Though they are currently filled with snow, come spring, the new concrete medians along Nicola Avenue through Merritt will sport large trees to complete the City of Merritt’s beautification project of the roadway.

The landscaping work will begin as soon as weather permits and is expected to be complete sometime in June — just in time “for the summer tourist season,” the city’s chief administrative officer Shawn Boven told the Herald.

Shawn Boven, Chief Administrative Officer for the City of Merritt.

Shawn Boven, Chief Administrative Officer for the City of Merritt.

“It’ll be a good enhancement down there,” Boven said.

Despite having a budget of nearly $1 million, the city has stayed well under budget with the awarding a tender for landscaping work.

At its last meeting (Jan. 24), city council unanimously approved awarding the tender to Sierra Landscaping for $170,276 — which, when all is said and done should mean the city will spend about $115,000 less than the $980,000 budgeted for the project.

The City of Merritt was able to carry forward even more savings on the project due to the fact that part of the work included redoing the waterlines underneath Nicola Avenue — which meant that funds were able to be diverted from a different city fund reserved for capital water projects.

The money left over from this project is expected to be put towards adding turn lanes on Voght Street where it intersects with Nicola Avenue.

Director of Finance, Sheila Thiessen said the cost of the project is covered through provincial gas tax funds the city receives annually — and not general taxation of residents.

The city received five bids for this contract, and Sierra Landscaping’s was the cheapest.

The six medians along Nicola Avenue were rebuilt by the provincial government when it repaved the road and conducted waterline work last fall to the tune of about $624,000.

“Of that more than half of it is related to redoing the waterlines underneath  the road, so that’s being picked up as part of the water capital projects for 2016,” said Thiessen. Now all that remains is filling the structures with plants and adding in an irrigation system.

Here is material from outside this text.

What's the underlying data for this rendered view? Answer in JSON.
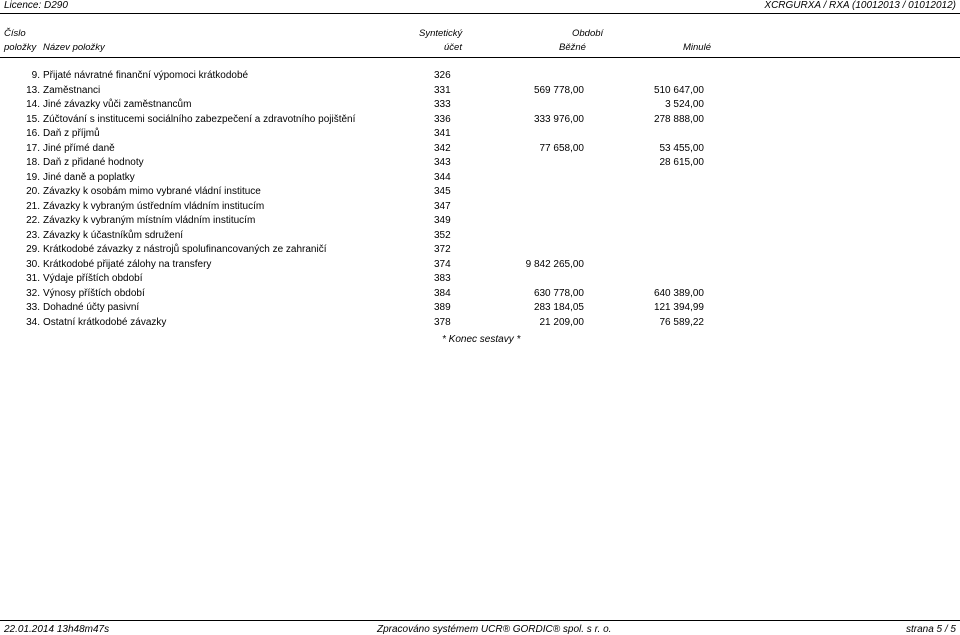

Boven told the Herald that blue oat grass, Swedish columnar aspen trees, stella d’oro daylilly and October daphne stonecrop will be amongst the vegetation planted in the medians.

He also said the Class A biosolids soil amendment product the city produces at its biosolids composting facility may be used “down the road” to help the plants grow.